© Copyright Policy - open-access
Related In: Results  -  Collection

License
Show All Figures
getmorefigures.php?uid=PMC3116539&req=5

Figure 0003: Left: Axial T2 FLAIR image at the level of the lateral venticles showing multiple hyperintense periventricular white lesions, suggestive of Multiple Sclerosis. Right: Para sagittal T2 FLAIR image showing multiple hyperintense periventricular white lesions perpendicular to the lateral ventricles, also known as Dawsons fingers
Mentions: The role of MRI is vital in cases of demyelinating optic neuritis. It is equally important in evaluating the potential risk of future demyelinating events and multiple sclerosis (MS). The optic neuritis study group, after a 15-year follow-up, has shown that patients with optic neuritis and no white matter lesions on initial MRI had a 25% risk of developing MS, while those with one or more lesions had a 72% risk [Fig. 3].[34]

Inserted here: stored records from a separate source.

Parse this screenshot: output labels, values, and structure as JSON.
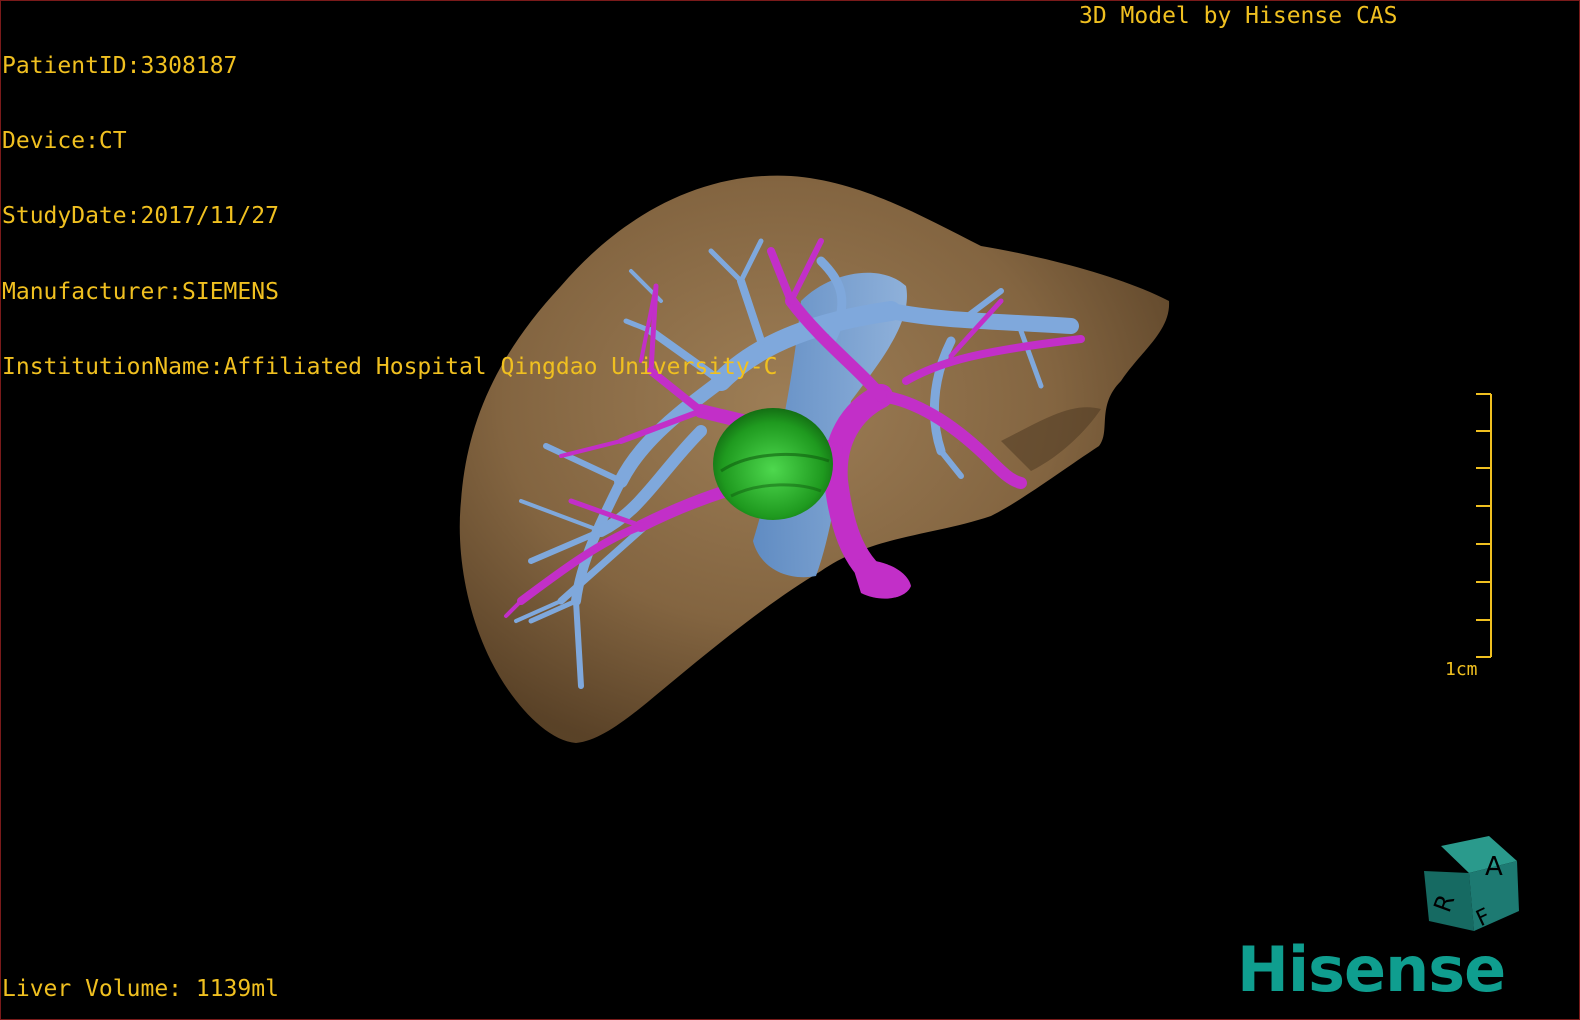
{
  "header": {
    "patient_id": "PatientID:3308187",
    "device": "Device:CT",
    "study_date": "StudyDate:2017/11/27",
    "manufacturer": "Manufacturer:SIEMENS",
    "institution": "InstitutionName:Affiliated Hospital Qingdao University-C",
    "model_credit": "3D Model by Hisense CAS"
  },
  "footer": {
    "liver_volume": "Liver Volume: 1139ml"
  },
  "scale_bar": {
    "label": "1cm"
  },
  "orientation_cube": {
    "face_top": "A",
    "face_left": "R",
    "face_bottom": "F"
  },
  "brand": {
    "logo_text": "Hisense",
    "logo_color": "#0f9e8f"
  },
  "colors": {
    "overlay_text": "#f0c020",
    "liver": "#8a6a44",
    "hepatic_vein": "#7fa8dc",
    "portal_vein": "#c22fc8",
    "tumor": "#2aa82a",
    "cube": "#1d7a72"
  }
}
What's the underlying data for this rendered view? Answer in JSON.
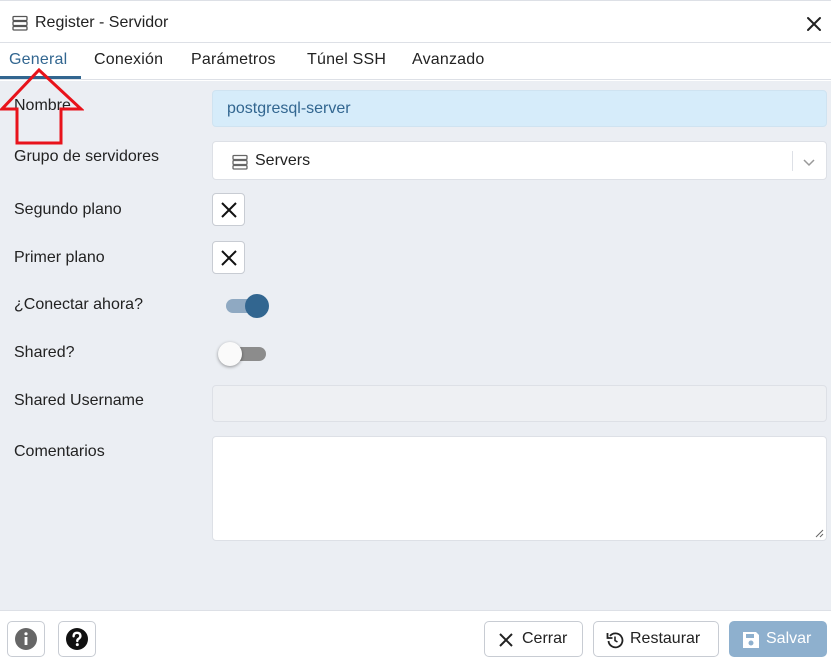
{
  "window": {
    "title": "Register - Servidor"
  },
  "tabs": [
    {
      "label": "General",
      "active": true
    },
    {
      "label": "Conexión"
    },
    {
      "label": "Parámetros"
    },
    {
      "label": "Túnel SSH"
    },
    {
      "label": "Avanzado"
    }
  ],
  "form": {
    "name": {
      "label": "Nombre",
      "value": "postgresql-server"
    },
    "server_group": {
      "label": "Grupo de servidores",
      "value": "Servers"
    },
    "background": {
      "label": "Segundo plano",
      "checked": false
    },
    "foreground": {
      "label": "Primer plano",
      "checked": false
    },
    "connect_now": {
      "label": "¿Conectar ahora?",
      "on": true
    },
    "shared": {
      "label": "Shared?",
      "on": false
    },
    "shared_username": {
      "label": "Shared Username",
      "value": ""
    },
    "comments": {
      "label": "Comentarios",
      "value": ""
    }
  },
  "footer": {
    "close_label": "Cerrar",
    "reset_label": "Restaurar",
    "save_label": "Salvar"
  },
  "colors": {
    "accent": "#326690",
    "annotation": "#e8131b",
    "field_background": "#ebeef3"
  }
}
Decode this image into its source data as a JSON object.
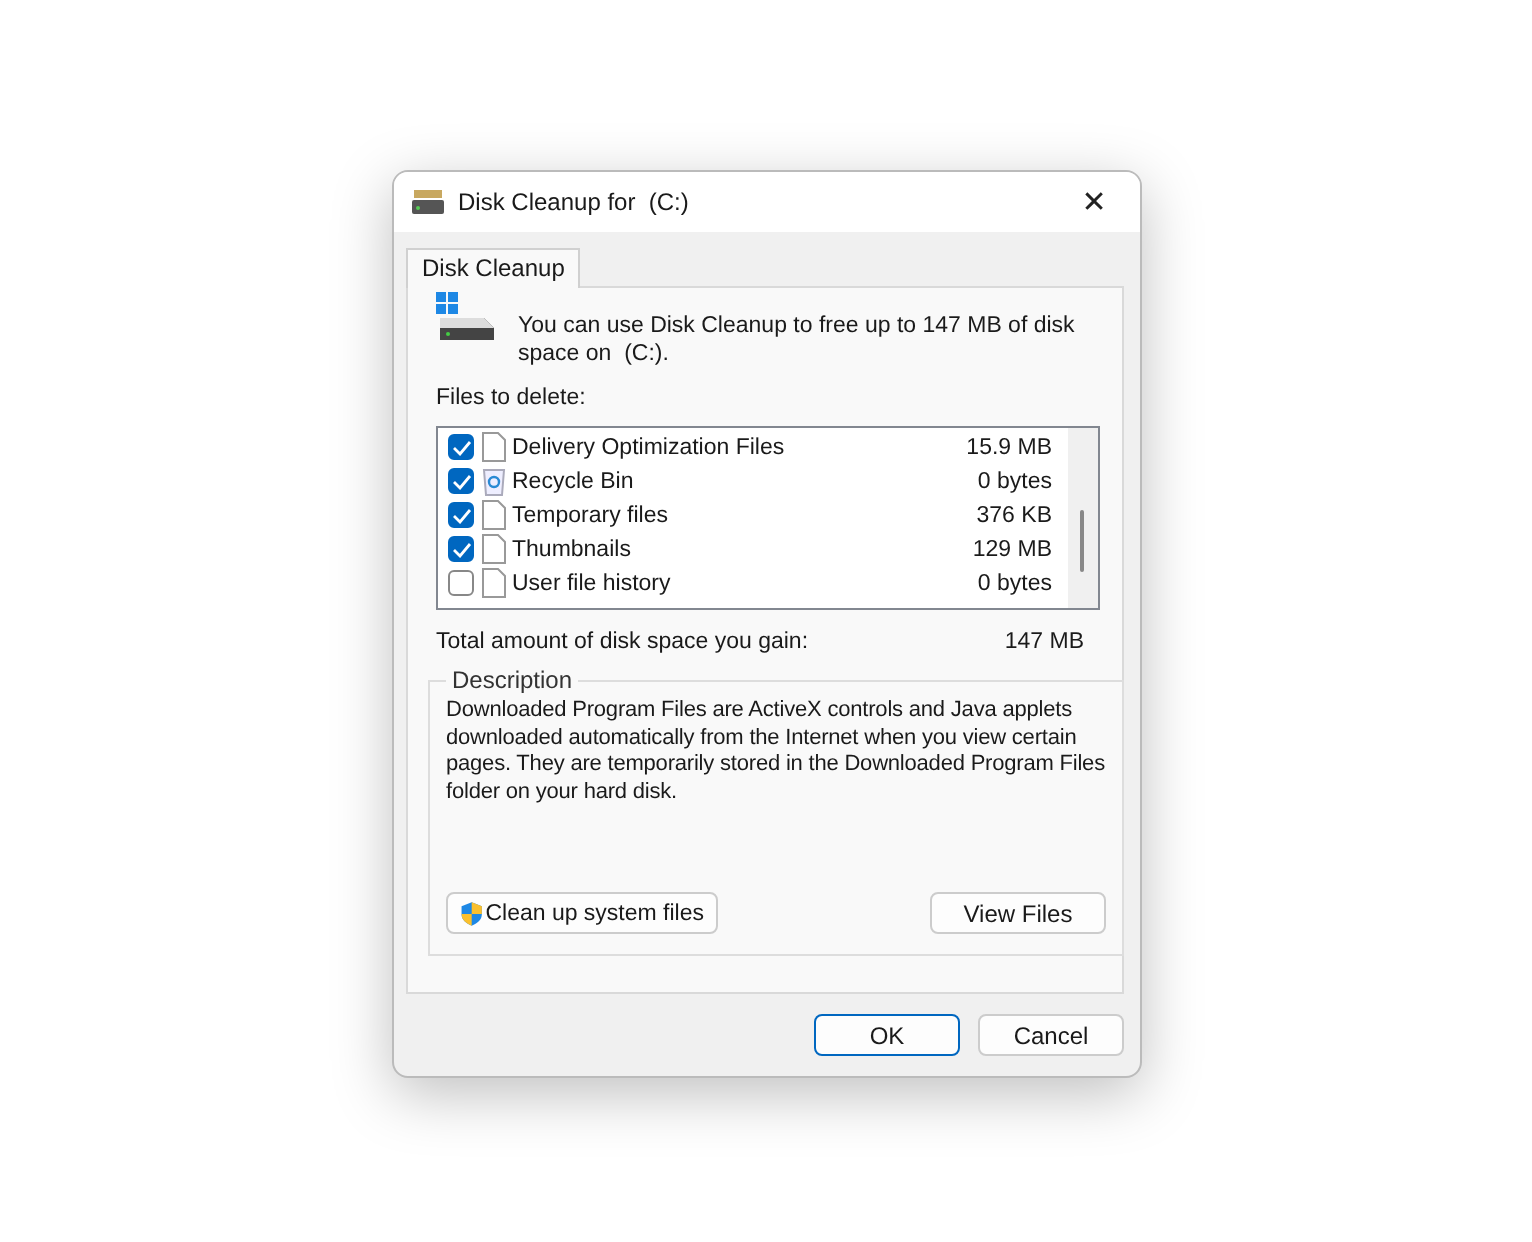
{
  "window": {
    "title": "Disk Cleanup for  (C:)",
    "close": "✕"
  },
  "tabs": [
    {
      "label": "Disk Cleanup",
      "selected": true
    }
  ],
  "intro": "You can use Disk Cleanup to free up to 147 MB of disk space on  (C:).",
  "files_label": "Files to delete:",
  "files": [
    {
      "name": "Delivery Optimization Files",
      "size": "15.9 MB",
      "checked": true,
      "kind": "file"
    },
    {
      "name": "Recycle Bin",
      "size": "0 bytes",
      "checked": true,
      "kind": "recycle"
    },
    {
      "name": "Temporary files",
      "size": "376 KB",
      "checked": true,
      "kind": "file"
    },
    {
      "name": "Thumbnails",
      "size": "129 MB",
      "checked": true,
      "kind": "file"
    },
    {
      "name": "User file history",
      "size": "0 bytes",
      "checked": false,
      "kind": "file"
    }
  ],
  "total": {
    "label": "Total amount of disk space you gain:",
    "value": "147 MB"
  },
  "description": {
    "title": "Description",
    "text": "Downloaded Program Files are ActiveX controls and Java applets downloaded automatically from the Internet when you view certain pages. They are temporarily stored in the Downloaded Program Files folder on your hard disk."
  },
  "clean_system_button": "Clean up system files",
  "view_files_button": "View Files",
  "buttons": [
    {
      "label": "OK",
      "default": true
    },
    {
      "label": "Cancel",
      "default": false
    }
  ]
}
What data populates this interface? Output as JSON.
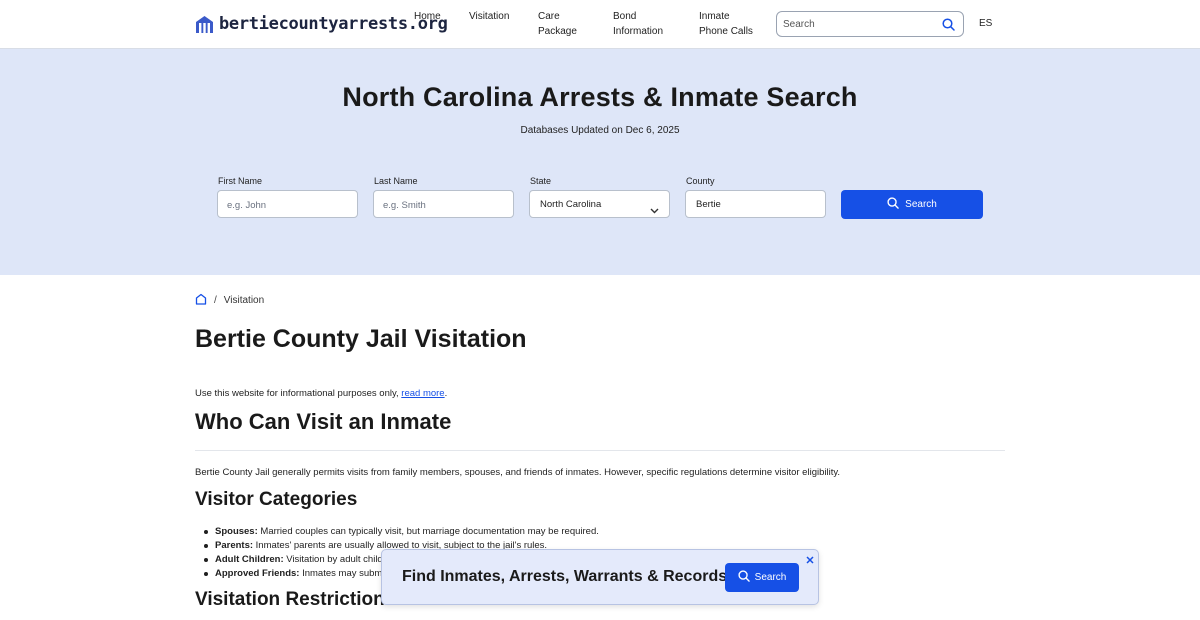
{
  "header": {
    "site_name": "bertiecountyarrests.org",
    "nav": [
      {
        "label": "Home"
      },
      {
        "label": "Visitation"
      },
      {
        "label": "Care Package"
      },
      {
        "label": "Bond Information"
      },
      {
        "label": "Inmate Phone Calls"
      }
    ],
    "search_placeholder": "Search",
    "language": "ES"
  },
  "hero": {
    "title": "North Carolina Arrests & Inmate Search",
    "subtitle": "Databases Updated on Dec 6, 2025",
    "first_name": {
      "label": "First Name",
      "placeholder": "e.g. John"
    },
    "last_name": {
      "label": "Last Name",
      "placeholder": "e.g. Smith"
    },
    "state": {
      "label": "State",
      "value": "North Carolina"
    },
    "county": {
      "label": "County",
      "value": "Bertie"
    },
    "search_button": "Search"
  },
  "breadcrumb": {
    "current": "Visitation",
    "separator": "/"
  },
  "main": {
    "title": "Bertie County Jail Visitation",
    "disclaimer_prefix": "Use this website for informational purposes only, ",
    "disclaimer_link": "read more",
    "disclaimer_suffix": ".",
    "section1_title": "Who Can Visit an Inmate",
    "section1_text": "Bertie County Jail generally permits visits from family members, spouses, and friends of inmates. However, specific regulations determine visitor eligibility.",
    "section2_title": "Visitor Categories",
    "visitor_categories": [
      {
        "term": "Spouses:",
        "text": " Married couples can typically visit, but marriage documentation may be required."
      },
      {
        "term": "Parents:",
        "text": " Inmates' parents are usually allowed to visit, subject to the jail's rules."
      },
      {
        "term": "Adult Children:",
        "text": " Visitation by adult child"
      },
      {
        "term": "Approved Friends:",
        "text": " Inmates may submit"
      }
    ],
    "section3_title": "Visitation Restrictions"
  },
  "popup": {
    "text": "Find Inmates, Arrests, Warrants & Records",
    "button": "Search"
  },
  "colors": {
    "accent": "#1650e6",
    "hero_bg": "#dee6f8",
    "popup_bg": "#e4eafb"
  }
}
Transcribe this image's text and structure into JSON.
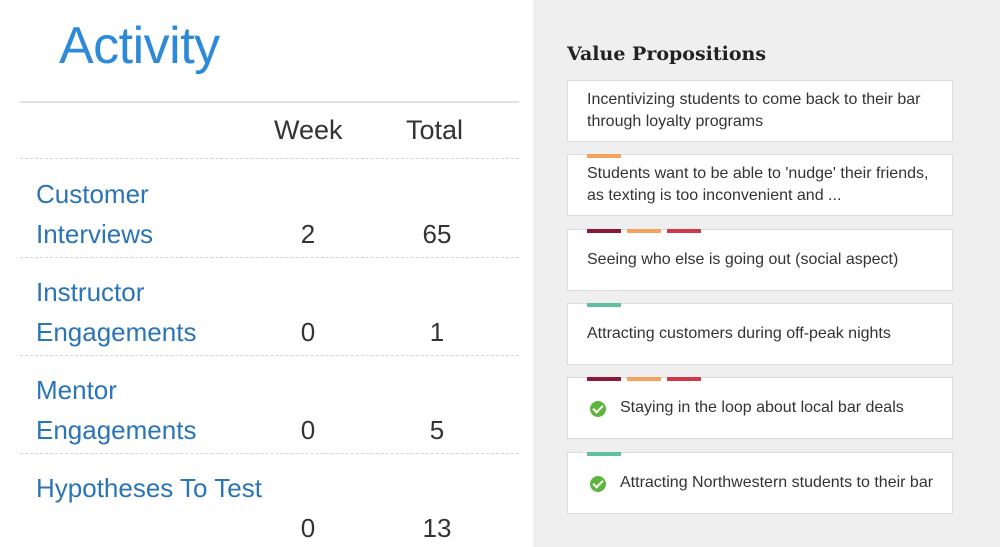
{
  "activity": {
    "title": "Activity",
    "columns": {
      "week": "Week",
      "total": "Total"
    },
    "rows": [
      {
        "label": "Customer Interviews",
        "week": "2",
        "total": "65"
      },
      {
        "label": "Instructor Engagements",
        "week": "0",
        "total": "1"
      },
      {
        "label": "Mentor Engagements",
        "week": "0",
        "total": "5"
      },
      {
        "label": "Hypotheses To Test",
        "week": "0",
        "total": "13"
      }
    ]
  },
  "value_propositions": {
    "title": "Value Propositions",
    "cards": [
      {
        "text": "Incentivizing students to come back to their bar through loyalty programs",
        "checked": false,
        "tags": []
      },
      {
        "text": "Students want to be able to 'nudge' their friends, as texting is too inconvenient and ...",
        "checked": false,
        "tags": [
          "#f5a25d"
        ]
      },
      {
        "text": "Seeing who else is going out (social aspect)",
        "checked": false,
        "tags": [
          "#8b1a3a",
          "#f5a25d",
          "#d0394a"
        ]
      },
      {
        "text": "Attracting customers during off-peak nights",
        "checked": false,
        "tags": [
          "#5fbf9f"
        ]
      },
      {
        "text": "Staying in the loop about local bar deals",
        "checked": true,
        "tags": [
          "#8b1a3a",
          "#f5a25d",
          "#d0394a"
        ]
      },
      {
        "text": "Attracting Northwestern students to their bar",
        "checked": true,
        "tags": [
          "#5fbf9f"
        ]
      }
    ]
  },
  "icons": {
    "check": "check-circle-icon"
  },
  "colors": {
    "accent_blue": "#2d8ad6",
    "link_blue": "#2a74b8",
    "check_green": "#5db53b",
    "panel_bg": "#efefef"
  }
}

Bottom Line: Advancements in physics, computers, and imaging science in the last century have seen neuro-imaging evolving from a plain X-ray to computed tomography, magnetic resonance imaging scans, noninvasive angiography, and special sequences such as fat suppression, fluid attenuation recovery and diffusion-weighted imaging.A prompt prescription of an appropriate imaging modality and the most suitable sequence can increase the diagnostic yield, and in many instances, it can be a sight-saving and even a life-saving decision.This article discusses basic principles of neuro-imaging, its common indications, and the appropriate application in an ophthalmology practice.

View Article: PubMed Central - PubMed

Affiliation: Sankara Nethralaya, A Unit of Medical Research Foundation, Chennai - 600 006, Tamil Nadu, India. rashmin70@yahoo.com

ABSTRACT
Advancements in physics, computers, and imaging science in the last century have seen neuro-imaging evolving from a plain X-ray to computed tomography, magnetic resonance imaging scans, noninvasive angiography, and special sequences such as fat suppression, fluid attenuation recovery and diffusion-weighted imaging. A prompt prescription of an appropriate imaging modality and the most suitable sequence can increase the diagnostic yield, and in many instances, it can be a sight-saving and even a life-saving decision. This article discusses basic principles of neuro-imaging, its common indications, and the appropriate application in an ophthalmology practice.

Show MeSH
Related in: MedlinePlus